> _AVAILABLE DATA_
▬▬▬

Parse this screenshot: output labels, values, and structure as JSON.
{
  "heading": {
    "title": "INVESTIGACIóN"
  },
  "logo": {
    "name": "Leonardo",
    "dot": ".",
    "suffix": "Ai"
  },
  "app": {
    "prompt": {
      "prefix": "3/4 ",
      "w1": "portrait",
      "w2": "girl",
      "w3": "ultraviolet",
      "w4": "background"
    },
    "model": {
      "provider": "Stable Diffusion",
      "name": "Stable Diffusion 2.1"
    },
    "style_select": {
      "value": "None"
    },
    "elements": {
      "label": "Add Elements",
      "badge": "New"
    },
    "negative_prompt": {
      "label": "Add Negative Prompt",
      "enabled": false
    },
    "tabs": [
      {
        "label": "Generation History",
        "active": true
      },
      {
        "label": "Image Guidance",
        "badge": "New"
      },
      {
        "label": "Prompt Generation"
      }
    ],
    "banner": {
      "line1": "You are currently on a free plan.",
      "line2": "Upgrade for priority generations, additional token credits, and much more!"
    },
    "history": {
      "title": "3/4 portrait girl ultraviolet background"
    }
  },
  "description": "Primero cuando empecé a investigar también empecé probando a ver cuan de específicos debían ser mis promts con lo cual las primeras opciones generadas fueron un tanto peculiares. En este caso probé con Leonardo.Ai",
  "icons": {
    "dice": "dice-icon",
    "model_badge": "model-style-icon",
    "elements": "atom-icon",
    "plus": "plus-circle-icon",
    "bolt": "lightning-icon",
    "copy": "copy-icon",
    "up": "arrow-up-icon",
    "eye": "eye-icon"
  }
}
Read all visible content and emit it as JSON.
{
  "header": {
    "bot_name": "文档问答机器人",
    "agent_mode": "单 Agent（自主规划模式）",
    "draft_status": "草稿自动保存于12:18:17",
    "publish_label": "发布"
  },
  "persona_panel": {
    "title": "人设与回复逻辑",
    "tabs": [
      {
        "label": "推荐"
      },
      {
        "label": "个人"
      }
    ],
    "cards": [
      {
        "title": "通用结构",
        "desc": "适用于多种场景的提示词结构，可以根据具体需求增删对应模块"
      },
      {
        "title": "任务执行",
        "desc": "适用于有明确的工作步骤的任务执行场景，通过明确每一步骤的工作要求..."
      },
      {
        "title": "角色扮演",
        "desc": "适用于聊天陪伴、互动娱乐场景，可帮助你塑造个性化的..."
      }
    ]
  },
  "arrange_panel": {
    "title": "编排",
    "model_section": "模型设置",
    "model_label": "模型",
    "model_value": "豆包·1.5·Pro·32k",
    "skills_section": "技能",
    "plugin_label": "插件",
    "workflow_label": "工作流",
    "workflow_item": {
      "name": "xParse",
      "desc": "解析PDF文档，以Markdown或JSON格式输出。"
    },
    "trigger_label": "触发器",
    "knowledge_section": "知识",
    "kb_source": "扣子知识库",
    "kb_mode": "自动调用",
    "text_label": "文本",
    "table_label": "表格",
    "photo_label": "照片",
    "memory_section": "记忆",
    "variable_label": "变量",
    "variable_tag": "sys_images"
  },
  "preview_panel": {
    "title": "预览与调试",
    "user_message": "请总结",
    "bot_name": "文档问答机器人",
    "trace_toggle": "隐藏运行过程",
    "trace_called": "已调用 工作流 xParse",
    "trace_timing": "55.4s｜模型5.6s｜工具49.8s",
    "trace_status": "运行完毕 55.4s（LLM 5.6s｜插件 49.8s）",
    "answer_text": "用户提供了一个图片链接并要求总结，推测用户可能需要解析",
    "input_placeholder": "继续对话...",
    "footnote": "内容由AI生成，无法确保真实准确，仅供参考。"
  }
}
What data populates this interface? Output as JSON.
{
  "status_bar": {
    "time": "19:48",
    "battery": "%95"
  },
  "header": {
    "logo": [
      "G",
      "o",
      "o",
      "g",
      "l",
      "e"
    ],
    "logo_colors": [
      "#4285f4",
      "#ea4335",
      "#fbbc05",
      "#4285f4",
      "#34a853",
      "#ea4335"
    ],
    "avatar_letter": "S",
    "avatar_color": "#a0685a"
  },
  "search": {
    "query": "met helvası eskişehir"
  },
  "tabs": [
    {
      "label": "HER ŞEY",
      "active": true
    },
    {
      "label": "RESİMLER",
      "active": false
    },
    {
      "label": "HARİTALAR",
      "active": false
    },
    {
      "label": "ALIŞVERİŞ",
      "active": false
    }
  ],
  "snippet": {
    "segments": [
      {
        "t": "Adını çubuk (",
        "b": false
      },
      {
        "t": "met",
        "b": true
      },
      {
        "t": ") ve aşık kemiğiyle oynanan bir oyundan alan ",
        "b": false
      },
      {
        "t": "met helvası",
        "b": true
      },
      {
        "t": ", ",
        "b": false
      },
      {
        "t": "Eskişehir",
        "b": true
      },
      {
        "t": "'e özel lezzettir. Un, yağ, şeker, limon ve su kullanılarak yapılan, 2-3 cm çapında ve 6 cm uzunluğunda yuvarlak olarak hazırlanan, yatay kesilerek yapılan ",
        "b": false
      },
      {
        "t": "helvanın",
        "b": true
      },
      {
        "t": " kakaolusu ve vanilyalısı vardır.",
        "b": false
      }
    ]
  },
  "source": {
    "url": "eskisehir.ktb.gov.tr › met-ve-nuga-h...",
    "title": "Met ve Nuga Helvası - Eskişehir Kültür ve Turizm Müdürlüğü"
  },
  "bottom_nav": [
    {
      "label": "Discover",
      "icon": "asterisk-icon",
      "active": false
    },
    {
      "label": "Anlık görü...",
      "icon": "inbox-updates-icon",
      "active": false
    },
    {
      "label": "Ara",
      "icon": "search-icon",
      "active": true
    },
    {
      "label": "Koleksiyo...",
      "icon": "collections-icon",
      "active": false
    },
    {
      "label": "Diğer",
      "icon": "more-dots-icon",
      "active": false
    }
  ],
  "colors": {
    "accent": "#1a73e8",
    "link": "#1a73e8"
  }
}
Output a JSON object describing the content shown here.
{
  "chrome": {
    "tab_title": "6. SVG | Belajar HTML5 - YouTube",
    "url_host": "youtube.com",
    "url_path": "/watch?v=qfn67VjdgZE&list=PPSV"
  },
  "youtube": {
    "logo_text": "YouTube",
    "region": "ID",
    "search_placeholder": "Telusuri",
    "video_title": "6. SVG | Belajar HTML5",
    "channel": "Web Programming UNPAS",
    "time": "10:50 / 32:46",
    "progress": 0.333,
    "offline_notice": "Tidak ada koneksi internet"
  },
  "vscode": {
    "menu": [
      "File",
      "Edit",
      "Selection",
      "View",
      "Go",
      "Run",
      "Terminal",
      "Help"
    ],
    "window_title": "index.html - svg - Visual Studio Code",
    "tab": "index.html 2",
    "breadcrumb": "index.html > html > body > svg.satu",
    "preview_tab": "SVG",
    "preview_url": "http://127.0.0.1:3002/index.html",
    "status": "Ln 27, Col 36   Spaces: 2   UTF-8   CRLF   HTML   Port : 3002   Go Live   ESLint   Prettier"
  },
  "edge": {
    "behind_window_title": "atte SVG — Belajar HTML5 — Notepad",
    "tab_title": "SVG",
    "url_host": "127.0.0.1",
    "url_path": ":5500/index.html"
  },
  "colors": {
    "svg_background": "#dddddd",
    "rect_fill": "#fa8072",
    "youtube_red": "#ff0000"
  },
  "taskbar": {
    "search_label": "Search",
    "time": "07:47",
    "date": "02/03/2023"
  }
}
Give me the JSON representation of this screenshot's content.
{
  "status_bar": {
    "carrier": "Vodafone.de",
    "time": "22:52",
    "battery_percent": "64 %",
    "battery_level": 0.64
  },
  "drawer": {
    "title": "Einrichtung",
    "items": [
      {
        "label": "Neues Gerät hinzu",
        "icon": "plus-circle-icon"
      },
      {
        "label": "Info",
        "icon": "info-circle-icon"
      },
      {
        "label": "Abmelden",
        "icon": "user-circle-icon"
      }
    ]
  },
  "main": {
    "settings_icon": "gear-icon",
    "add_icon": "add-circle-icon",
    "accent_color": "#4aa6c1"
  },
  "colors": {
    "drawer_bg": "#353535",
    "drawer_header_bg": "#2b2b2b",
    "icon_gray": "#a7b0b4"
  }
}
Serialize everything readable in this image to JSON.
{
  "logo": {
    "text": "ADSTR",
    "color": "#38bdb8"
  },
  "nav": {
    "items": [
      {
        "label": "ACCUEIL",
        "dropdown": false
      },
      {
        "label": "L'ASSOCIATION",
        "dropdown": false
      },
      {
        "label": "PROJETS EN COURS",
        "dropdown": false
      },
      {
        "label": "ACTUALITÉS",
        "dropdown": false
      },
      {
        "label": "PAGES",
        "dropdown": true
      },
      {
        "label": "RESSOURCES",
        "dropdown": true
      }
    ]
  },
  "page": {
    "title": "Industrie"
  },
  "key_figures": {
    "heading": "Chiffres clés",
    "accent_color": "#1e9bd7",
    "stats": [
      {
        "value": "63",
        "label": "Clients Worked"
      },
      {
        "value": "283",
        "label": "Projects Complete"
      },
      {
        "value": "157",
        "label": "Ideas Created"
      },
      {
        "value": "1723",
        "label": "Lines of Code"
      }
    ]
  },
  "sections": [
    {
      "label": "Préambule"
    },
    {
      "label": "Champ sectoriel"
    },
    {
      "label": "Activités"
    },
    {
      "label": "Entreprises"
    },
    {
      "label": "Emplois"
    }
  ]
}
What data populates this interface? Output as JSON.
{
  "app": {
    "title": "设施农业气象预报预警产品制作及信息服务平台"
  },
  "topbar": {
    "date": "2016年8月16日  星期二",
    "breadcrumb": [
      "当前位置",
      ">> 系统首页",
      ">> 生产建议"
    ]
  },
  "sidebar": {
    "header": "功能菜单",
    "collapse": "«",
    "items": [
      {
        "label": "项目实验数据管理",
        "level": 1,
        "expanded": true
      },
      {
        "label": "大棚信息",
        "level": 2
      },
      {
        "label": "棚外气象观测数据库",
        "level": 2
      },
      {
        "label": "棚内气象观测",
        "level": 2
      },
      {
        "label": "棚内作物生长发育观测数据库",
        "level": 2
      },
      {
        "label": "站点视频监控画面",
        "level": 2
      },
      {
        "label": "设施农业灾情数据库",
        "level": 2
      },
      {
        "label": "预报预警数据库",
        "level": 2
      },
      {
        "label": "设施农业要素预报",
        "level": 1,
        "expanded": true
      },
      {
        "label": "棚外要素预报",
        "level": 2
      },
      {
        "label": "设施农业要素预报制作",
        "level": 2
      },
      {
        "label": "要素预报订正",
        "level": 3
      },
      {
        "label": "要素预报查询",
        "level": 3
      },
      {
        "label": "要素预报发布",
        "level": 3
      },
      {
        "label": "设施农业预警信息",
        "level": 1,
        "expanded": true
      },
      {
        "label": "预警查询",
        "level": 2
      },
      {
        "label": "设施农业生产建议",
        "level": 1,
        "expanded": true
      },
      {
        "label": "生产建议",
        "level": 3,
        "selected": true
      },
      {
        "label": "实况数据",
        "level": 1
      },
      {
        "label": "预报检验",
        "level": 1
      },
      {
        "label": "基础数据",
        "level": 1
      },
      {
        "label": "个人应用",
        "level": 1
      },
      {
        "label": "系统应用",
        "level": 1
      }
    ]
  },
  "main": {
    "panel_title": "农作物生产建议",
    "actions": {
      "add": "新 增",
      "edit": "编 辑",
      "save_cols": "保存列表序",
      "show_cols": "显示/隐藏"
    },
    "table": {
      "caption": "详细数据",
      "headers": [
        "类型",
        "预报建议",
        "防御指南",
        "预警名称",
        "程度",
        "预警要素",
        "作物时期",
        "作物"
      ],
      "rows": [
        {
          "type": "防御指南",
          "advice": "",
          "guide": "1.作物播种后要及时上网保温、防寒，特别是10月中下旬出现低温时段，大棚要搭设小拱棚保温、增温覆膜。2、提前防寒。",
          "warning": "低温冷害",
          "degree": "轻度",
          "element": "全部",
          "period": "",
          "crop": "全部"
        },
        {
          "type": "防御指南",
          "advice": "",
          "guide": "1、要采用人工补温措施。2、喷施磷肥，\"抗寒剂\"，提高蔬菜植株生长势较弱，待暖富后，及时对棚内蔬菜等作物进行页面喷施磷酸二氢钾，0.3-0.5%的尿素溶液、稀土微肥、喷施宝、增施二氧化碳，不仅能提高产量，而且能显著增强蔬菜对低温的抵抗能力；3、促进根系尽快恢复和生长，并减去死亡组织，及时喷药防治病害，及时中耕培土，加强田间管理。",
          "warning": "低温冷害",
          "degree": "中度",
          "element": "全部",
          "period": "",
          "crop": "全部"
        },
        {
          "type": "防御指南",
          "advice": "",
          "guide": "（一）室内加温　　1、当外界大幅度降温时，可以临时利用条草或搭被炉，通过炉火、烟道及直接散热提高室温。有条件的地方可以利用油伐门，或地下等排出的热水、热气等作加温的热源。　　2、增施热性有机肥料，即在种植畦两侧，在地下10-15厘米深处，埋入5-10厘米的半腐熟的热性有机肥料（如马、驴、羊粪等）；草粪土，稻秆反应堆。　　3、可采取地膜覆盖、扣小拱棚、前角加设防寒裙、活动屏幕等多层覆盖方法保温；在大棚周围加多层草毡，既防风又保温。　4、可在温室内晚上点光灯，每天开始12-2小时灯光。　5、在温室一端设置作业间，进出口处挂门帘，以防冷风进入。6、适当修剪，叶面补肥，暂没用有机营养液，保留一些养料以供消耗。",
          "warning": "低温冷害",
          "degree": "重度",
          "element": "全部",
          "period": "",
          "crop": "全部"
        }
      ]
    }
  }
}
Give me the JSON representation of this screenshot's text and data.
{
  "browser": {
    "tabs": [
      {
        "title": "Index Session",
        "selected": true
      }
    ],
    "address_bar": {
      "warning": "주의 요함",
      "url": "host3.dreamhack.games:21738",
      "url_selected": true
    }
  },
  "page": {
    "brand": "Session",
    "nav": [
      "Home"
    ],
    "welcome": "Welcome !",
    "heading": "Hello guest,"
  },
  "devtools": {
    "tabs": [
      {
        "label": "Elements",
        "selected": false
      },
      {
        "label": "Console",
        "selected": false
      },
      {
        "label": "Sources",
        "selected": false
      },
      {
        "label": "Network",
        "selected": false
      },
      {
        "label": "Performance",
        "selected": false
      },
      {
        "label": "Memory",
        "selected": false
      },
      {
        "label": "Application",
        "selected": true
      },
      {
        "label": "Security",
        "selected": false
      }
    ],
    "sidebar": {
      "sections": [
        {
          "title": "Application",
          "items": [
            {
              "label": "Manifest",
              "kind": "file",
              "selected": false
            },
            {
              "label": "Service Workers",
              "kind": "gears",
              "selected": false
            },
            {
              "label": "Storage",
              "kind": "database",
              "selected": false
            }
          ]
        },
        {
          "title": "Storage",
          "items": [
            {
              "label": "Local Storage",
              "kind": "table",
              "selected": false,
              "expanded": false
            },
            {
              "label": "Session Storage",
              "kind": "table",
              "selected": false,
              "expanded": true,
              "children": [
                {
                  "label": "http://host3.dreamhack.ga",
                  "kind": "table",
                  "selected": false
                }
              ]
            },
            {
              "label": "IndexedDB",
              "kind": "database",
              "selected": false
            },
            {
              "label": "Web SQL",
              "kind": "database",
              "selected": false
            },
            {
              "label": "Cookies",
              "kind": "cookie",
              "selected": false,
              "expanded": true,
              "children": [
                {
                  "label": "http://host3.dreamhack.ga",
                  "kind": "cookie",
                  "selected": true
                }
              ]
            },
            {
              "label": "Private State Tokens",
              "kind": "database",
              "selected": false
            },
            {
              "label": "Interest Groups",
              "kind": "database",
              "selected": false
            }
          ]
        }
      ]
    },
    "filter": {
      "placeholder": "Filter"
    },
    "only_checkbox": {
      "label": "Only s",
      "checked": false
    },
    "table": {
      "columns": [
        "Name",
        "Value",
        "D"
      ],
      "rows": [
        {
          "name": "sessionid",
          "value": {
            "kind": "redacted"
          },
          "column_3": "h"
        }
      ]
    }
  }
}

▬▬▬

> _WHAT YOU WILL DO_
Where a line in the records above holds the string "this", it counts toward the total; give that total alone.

> _WRITTEN SOLUTION_
6